He Acui, aged over 80, is the only remaining worker. She has worked in the telephone booth for about 30 years.

He received about 30 percent of the phone fees, but it was still just a small amount. With the popularity of landline telephones at home and upgrades in digital technology, the earnings decreased sharply after 1995.

In a small notebook yellowed by age, she records the details of calls over the past decades — 170 calls and 68.9 yuan in February; 191 calls and 76.4 yuan in March.

Wang Rongjiang / SHINE

He recorded the number of calls over the past decade in her yellowed notebook. 

Wang Rongjiang / SHINE

The two orange telephones stopped working in March.

“The reason why I still persist in doing this job is that I am strongly attached to the public telephones,” she says.

The granny says two of the orange telephones stopped working in March. It might be because someone cancelled the numbers, but she is not sure who cancelled them.

Originally, there were four cradle telephones in the booth, and the phone numbers had six digits rather than today’s eight digits.

They were replaced with two phones with screens in 2003.

“People could see clearly the call duration from the screens, which avoided doubts of the time that we recorded,” she explains. “Quarrels commonly occurred during the days of using cradle telephones.”

For some, the public phone booth is still essential.

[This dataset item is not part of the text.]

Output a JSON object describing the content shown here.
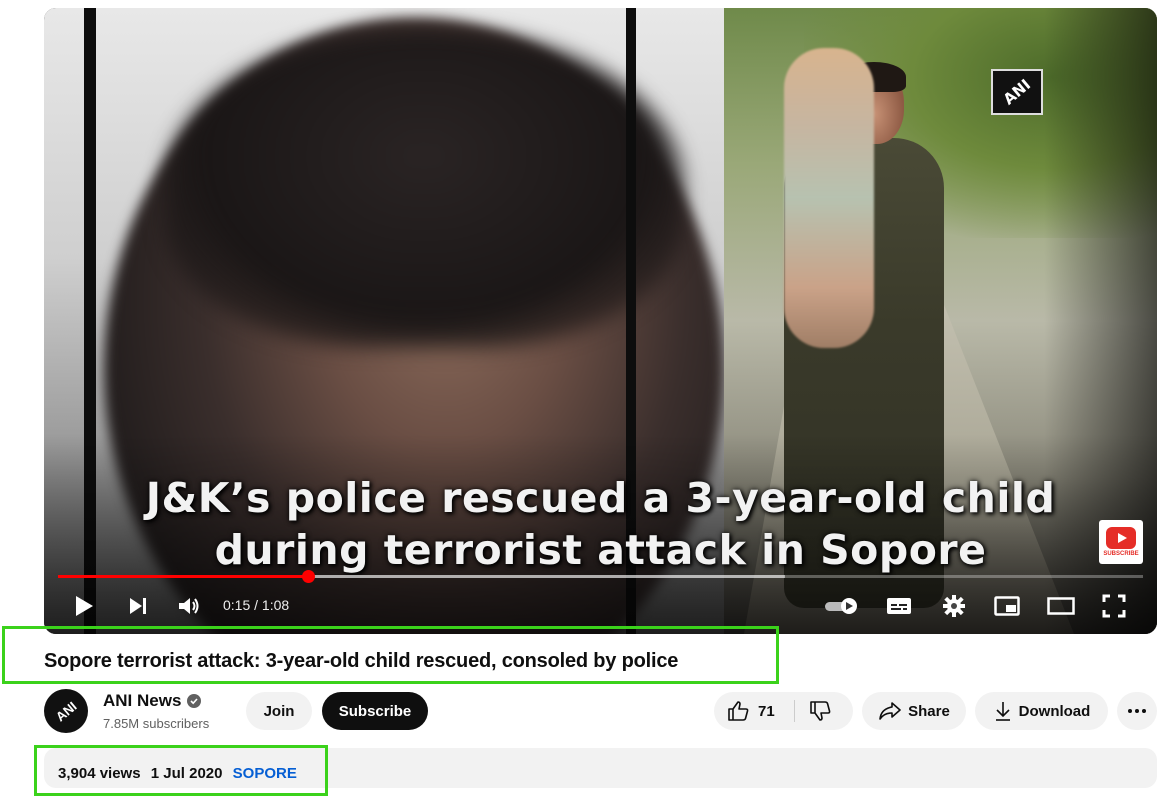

Several days ago, an elderly man rushed in: The wind had pushed his door closed, locking him out of his home.

Living alone, he had to call his children for help.

There are still many blank pages left in He’s vintage notebook, and she very much hopes to continue jotting down call details.

She said in an early TV interview:

“If I were 100 years old, I would keep on doing this job.”

Wang Rongjiang / SHINE

Local residents make calls at a neighborhood public phone booth in 2001. At the time when few people had telephones installed at home and long before mobile phones, neighborhood phone booths played a very important role in people’s social lives. 

Special Reports